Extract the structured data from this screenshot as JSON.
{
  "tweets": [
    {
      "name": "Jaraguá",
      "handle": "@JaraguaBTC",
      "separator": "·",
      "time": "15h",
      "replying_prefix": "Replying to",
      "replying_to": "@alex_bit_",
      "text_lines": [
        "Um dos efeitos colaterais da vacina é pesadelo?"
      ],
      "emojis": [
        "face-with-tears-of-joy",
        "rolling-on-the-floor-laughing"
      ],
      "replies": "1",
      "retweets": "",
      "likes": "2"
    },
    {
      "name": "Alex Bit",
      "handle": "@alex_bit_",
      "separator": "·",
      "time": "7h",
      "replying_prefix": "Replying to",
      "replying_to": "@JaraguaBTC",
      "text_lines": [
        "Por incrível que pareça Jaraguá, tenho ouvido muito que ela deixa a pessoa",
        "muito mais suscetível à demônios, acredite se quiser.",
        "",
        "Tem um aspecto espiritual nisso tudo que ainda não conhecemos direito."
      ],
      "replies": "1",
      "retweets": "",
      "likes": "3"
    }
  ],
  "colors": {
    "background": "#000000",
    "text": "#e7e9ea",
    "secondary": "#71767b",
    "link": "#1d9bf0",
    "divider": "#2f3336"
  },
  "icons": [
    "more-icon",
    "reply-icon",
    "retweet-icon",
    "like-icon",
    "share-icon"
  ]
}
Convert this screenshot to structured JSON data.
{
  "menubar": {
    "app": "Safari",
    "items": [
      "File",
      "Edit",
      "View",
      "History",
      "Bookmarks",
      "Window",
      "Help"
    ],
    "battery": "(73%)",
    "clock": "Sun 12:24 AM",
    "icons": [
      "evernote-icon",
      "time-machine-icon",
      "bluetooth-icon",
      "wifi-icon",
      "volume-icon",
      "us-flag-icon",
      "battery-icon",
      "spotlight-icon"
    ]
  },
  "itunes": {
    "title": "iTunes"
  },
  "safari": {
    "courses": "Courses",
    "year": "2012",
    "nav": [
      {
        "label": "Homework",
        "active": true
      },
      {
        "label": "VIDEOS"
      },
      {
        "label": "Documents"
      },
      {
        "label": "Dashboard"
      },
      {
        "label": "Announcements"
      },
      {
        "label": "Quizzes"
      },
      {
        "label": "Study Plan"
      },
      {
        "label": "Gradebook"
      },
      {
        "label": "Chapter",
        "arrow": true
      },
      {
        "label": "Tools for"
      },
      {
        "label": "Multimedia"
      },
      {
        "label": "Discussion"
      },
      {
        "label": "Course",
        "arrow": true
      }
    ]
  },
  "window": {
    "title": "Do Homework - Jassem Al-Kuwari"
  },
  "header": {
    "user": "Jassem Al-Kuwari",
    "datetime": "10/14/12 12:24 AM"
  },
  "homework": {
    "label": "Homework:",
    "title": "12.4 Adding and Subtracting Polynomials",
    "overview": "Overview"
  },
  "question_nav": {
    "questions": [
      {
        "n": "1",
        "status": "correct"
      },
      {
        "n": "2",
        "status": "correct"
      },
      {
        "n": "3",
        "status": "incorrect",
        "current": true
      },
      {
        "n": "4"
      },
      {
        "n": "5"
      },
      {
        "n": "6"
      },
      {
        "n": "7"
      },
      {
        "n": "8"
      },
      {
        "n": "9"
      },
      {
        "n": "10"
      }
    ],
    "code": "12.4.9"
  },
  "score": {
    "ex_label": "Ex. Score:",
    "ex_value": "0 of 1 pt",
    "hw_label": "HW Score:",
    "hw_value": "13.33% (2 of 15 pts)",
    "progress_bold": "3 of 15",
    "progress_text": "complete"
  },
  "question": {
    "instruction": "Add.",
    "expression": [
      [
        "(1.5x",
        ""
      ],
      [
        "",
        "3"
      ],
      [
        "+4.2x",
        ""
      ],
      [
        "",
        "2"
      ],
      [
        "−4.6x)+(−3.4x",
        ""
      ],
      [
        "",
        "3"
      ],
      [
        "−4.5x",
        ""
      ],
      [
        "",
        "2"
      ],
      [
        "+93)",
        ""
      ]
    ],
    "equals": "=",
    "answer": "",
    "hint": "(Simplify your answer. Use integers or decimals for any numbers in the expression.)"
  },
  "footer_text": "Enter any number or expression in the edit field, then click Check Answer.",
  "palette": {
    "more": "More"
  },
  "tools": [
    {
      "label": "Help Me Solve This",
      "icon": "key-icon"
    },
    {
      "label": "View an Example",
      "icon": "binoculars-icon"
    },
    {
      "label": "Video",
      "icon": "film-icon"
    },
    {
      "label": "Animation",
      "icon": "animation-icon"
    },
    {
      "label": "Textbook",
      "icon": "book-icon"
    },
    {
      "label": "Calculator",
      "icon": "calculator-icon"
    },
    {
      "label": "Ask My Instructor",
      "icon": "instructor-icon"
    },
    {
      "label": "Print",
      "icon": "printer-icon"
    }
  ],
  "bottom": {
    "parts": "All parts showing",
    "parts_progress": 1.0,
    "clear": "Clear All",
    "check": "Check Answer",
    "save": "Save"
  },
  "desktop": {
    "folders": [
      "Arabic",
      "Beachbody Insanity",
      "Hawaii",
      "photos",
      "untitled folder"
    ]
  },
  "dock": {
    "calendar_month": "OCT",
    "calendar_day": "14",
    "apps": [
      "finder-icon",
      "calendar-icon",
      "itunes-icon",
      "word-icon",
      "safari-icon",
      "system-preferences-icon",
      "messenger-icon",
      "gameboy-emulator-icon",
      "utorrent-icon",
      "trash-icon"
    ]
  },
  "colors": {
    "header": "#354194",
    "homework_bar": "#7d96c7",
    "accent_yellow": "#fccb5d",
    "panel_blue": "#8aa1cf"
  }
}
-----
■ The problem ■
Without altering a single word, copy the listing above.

■ Response area ■
Extract the structured data from this screenshot as JSON.
{
  "tweets": [
    {
      "name": "Jaraguá",
      "handle": "@JaraguaBTC",
      "separator": "·",
      "time": "15h",
      "replying_prefix": "Replying to",
      "replying_to": "@alex_bit_",
      "text_lines": [
        "Um dos efeitos colaterais da vacina é pesadelo?"
      ],
      "emojis": [
        "face-with-tears-of-joy",
        "rolling-on-the-floor-laughing"
      ],
      "replies": "1",
      "retweets": "",
      "likes": "2"
    },
    {
      "name": "Alex Bit",
      "handle": "@alex_bit_",
      "separator": "·",
      "time": "7h",
      "replying_prefix": "Replying to",
      "replying_to": "@JaraguaBTC",
      "text_lines": [
        "Por incrível que pareça Jaraguá, tenho ouvido muito que ela deixa a pessoa",
        "muito mais suscetível à demônios, acredite se quiser.",
        "",
        "Tem um aspecto espiritual nisso tudo que ainda não conhecemos direito."
      ],
      "replies": "1",
      "retweets": "",
      "likes": "3"
    }
  ],
  "colors": {
    "background": "#000000",
    "text": "#e7e9ea",
    "secondary": "#71767b",
    "link": "#1d9bf0",
    "divider": "#2f3336"
  },
  "icons": [
    "more-icon",
    "reply-icon",
    "retweet-icon",
    "like-icon",
    "share-icon"
  ]
}
Convert this screenshot to structured JSON data.
{
  "menubar": {
    "app": "Safari",
    "items": [
      "File",
      "Edit",
      "View",
      "History",
      "Bookmarks",
      "Window",
      "Help"
    ],
    "battery": "(73%)",
    "clock": "Sun 12:24 AM",
    "icons": [
      "evernote-icon",
      "time-machine-icon",
      "bluetooth-icon",
      "wifi-icon",
      "volume-icon",
      "us-flag-icon",
      "battery-icon",
      "spotlight-icon"
    ]
  },
  "itunes": {
    "title": "iTunes"
  },
  "safari": {
    "courses": "Courses",
    "year": "2012",
    "nav": [
      {
        "label": "Homework",
        "active": true
      },
      {
        "label": "VIDEOS"
      },
      {
        "label": "Documents"
      },
      {
        "label": "Dashboard"
      },
      {
        "label": "Announcements"
      },
      {
        "label": "Quizzes"
      },
      {
        "label": "Study Plan"
      },
      {
        "label": "Gradebook"
      },
      {
        "label": "Chapter",
        "arrow": true
      },
      {
        "label": "Tools for"
      },
      {
        "label": "Multimedia"
      },
      {
        "label": "Discussion"
      },
      {
        "label": "Course",
        "arrow": true
      }
    ]
  },
  "window": {
    "title": "Do Homework - Jassem Al-Kuwari"
  },
  "header": {
    "user": "Jassem Al-Kuwari",
    "datetime": "10/14/12 12:24 AM"
  },
  "homework": {
    "label": "Homework:",
    "title": "12.4 Adding and Subtracting Polynomials",
    "overview": "Overview"
  },
  "question_nav": {
    "questions": [
      {
        "n": "1",
        "status": "correct"
      },
      {
        "n": "2",
        "status": "correct"
      },
      {
        "n": "3",
        "status": "incorrect",
        "current": true
      },
      {
        "n": "4"
      },
      {
        "n": "5"
      },
      {
        "n": "6"
      },
      {
        "n": "7"
      },
      {
        "n": "8"
      },
      {
        "n": "9"
      },
      {
        "n": "10"
      }
    ],
    "code": "12.4.9"
  },
  "score": {
    "ex_label": "Ex. Score:",
    "ex_value": "0 of 1 pt",
    "hw_label": "HW Score:",
    "hw_value": "13.33% (2 of 15 pts)",
    "progress_bold": "3 of 15",
    "progress_text": "complete"
  },
  "question": {
    "instruction": "Add.",
    "expression": [
      [
        "(1.5x",
        ""
      ],
      [
        "",
        "3"
      ],
      [
        "+4.2x",
        ""
      ],
      [
        "",
        "2"
      ],
      [
        "−4.6x)+(−3.4x",
        ""
      ],
      [
        "",
        "3"
      ],
      [
        "−4.5x",
        ""
      ],
      [
        "",
        "2"
      ],
      [
        "+93)",
        ""
      ]
    ],
    "equals": "=",
    "answer": "",
    "hint": "(Simplify your answer. Use integers or decimals for any numbers in the expression.)"
  },
  "footer_text": "Enter any number or expression in the edit field, then click Check Answer.",
  "palette": {
    "more": "More"
  },
  "tools": [
    {
      "label": "Help Me Solve This",
      "icon": "key-icon"
    },
    {
      "label": "View an Example",
      "icon": "binoculars-icon"
    },
    {
      "label": "Video",
      "icon": "film-icon"
    },
    {
      "label": "Animation",
      "icon": "animation-icon"
    },
    {
      "label": "Textbook",
      "icon": "book-icon"
    },
    {
      "label": "Calculator",
      "icon": "calculator-icon"
    },
    {
      "label": "Ask My Instructor",
      "icon": "instructor-icon"
    },
    {
      "label": "Print",
      "icon": "printer-icon"
    }
  ],
  "bottom": {
    "parts": "All parts showing",
    "parts_progress": 1.0,
    "clear": "Clear All",
    "check": "Check Answer",
    "save": "Save"
  },
  "desktop": {
    "folders": [
      "Arabic",
      "Beachbody Insanity",
      "Hawaii",
      "photos",
      "untitled folder"
    ]
  },
  "dock": {
    "calendar_month": "OCT",
    "calendar_day": "14",
    "apps": [
      "finder-icon",
      "calendar-icon",
      "itunes-icon",
      "word-icon",
      "safari-icon",
      "system-preferences-icon",
      "messenger-icon",
      "gameboy-emulator-icon",
      "utorrent-icon",
      "trash-icon"
    ]
  },
  "colors": {
    "header": "#354194",
    "homework_bar": "#7d96c7",
    "accent_yellow": "#fccb5d",
    "panel_blue": "#8aa1cf"
  }
}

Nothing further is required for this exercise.